Device Drains Clogged Alzheimer's Brains
WebMD News Archive
March 27, 2002 -- A new device promises to unclog the brains of people with Alzheimer's disease. It worked in a small study. Now it's jumped to a large-scale test.
Here's the theory. As people age, the spinal fluid that washes the brain flows less freely. If a person has Alzheimer's disease, the flow is twice as slow. The fluid gets stagnant and fills with toxic materials -- including the tangled fibers that clump into the plaque that clogs the brain of Alzheimer's patients. Increasing the flow is supposed to wash this goop away.
One way to do this is to install a drain in the brain. A Stanford University research team has invented a new shunting device that does just that.
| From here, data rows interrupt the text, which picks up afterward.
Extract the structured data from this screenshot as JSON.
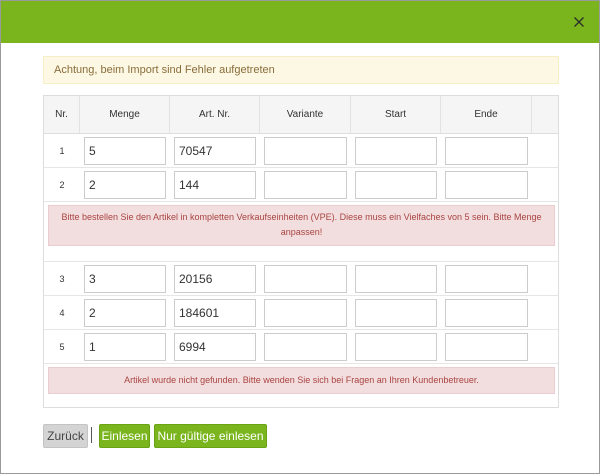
{
  "header": {
    "close_icon": "close-icon",
    "accent": "#7ab51d"
  },
  "warning": {
    "text": "Achtung, beim Import sind Fehler aufgetreten"
  },
  "table": {
    "columns": [
      "Nr.",
      "Menge",
      "Art. Nr.",
      "Variante",
      "Start",
      "Ende"
    ],
    "rows": [
      {
        "nr": "1",
        "menge": "5",
        "art_nr": "70547",
        "variante": "",
        "start": "",
        "ende": ""
      },
      {
        "nr": "2",
        "menge": "2",
        "art_nr": "144",
        "variante": "",
        "start": "",
        "ende": ""
      },
      {
        "nr": "3",
        "menge": "3",
        "art_nr": "20156",
        "variante": "",
        "start": "",
        "ende": ""
      },
      {
        "nr": "4",
        "menge": "2",
        "art_nr": "184601",
        "variante": "",
        "start": "",
        "ende": ""
      },
      {
        "nr": "5",
        "menge": "1",
        "art_nr": "6994",
        "variante": "",
        "start": "",
        "ende": ""
      }
    ],
    "errors": [
      "Bitte bestellen Sie den Artikel in kompletten Verkaufseinheiten (VPE). Diese muss ein Vielfaches von 5 sein. Bitte Menge anpassen!",
      "Artikel wurde nicht gefunden. Bitte wenden Sie sich bei Fragen an Ihren Kundenbetreuer."
    ]
  },
  "footer": {
    "back_label": "Zurück",
    "separator": "|",
    "read_label": "Einlesen",
    "read_valid_label": "Nur gültige einlesen"
  }
}
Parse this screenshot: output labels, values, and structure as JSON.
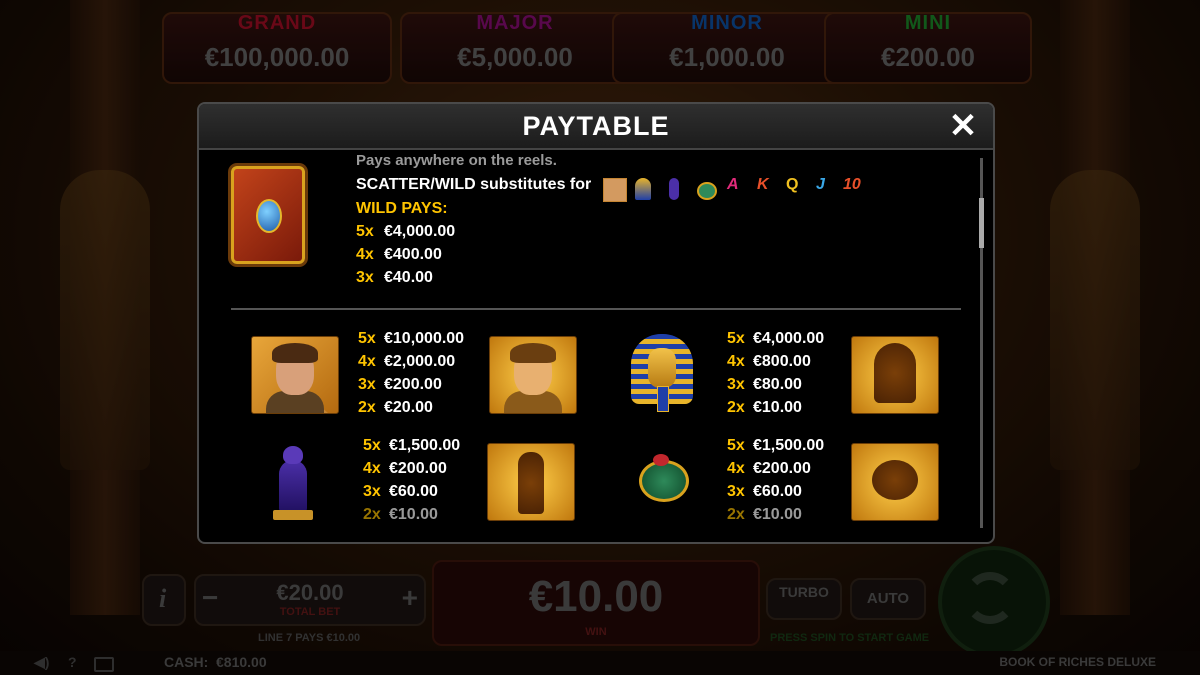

It works great in mice. To see if it might work in people, the researchers enlisted 29 patients with mild to moderate Alzheimer's disease. By random selection, 15 of the patients got shunt implants and 14 did not. All continued on their regular Alzheimer's drugs. After a year, there was a big difference between the two groups.
"The kind of difference we saw was two to three times greater than has been shown in any of the trials for drug therapies the FDA later approved," Dawn McGuire, MD, tells WebMD. McGuire, a Stanford neurologist, is president and CEO of Eunoe Inc., the company formed to market the shunt.
The trial results -- reported last year at a neurosurgery conference -- showed that the shunt was pretty safe. Nobody had the life-threatening over-drainage of fluid seen in older shunts used to treat water on the brain. Only one patient had an infection because of the shunt, and that was successfully treated.
Best of all, the device seemed to be effective. More than a third of the patients who got the shunt had improved mental function. There was no improvement in any patient who didn't get a shunt. Not everyone with a shunt implant got better, but far fewer deteriorated. Deteriorating mental function was seen 60% of the control group but only in 27% of the shunt patients.